- **Work instruction**: What lines of the material below include the string "icon"? Copy all of them.

________________

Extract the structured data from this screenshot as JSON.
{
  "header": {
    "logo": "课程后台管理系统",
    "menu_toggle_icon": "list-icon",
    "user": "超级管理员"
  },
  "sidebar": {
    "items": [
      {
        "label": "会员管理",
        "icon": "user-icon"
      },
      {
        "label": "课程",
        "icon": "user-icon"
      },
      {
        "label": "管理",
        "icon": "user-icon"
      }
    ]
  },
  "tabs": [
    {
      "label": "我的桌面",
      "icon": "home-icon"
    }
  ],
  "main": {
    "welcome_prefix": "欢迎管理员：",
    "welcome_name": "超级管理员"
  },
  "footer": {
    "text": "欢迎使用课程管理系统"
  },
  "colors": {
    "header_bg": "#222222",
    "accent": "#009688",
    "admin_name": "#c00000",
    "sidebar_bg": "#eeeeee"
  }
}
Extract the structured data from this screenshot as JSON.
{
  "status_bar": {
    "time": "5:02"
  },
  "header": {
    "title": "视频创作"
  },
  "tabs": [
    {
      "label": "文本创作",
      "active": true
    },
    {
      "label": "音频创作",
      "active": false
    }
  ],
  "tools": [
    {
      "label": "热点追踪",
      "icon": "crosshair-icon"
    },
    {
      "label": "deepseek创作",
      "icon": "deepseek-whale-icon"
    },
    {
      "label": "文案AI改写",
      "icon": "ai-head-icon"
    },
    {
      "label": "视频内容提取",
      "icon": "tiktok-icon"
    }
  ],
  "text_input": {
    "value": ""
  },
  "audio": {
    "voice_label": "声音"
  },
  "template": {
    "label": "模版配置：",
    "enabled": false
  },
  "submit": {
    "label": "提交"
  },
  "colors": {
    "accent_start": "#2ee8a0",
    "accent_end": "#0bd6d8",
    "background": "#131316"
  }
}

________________

- **Answer to this problem**:
    "menu_toggle_icon": "list-icon",
        "icon": "user-icon"
        "icon": "user-icon"
        "icon": "user-icon"
      "icon": "home-icon"
      "icon": "crosshair-icon"
      "icon": "deepseek-whale-icon"
      "icon": "ai-head-icon"
      "icon": "tiktok-icon"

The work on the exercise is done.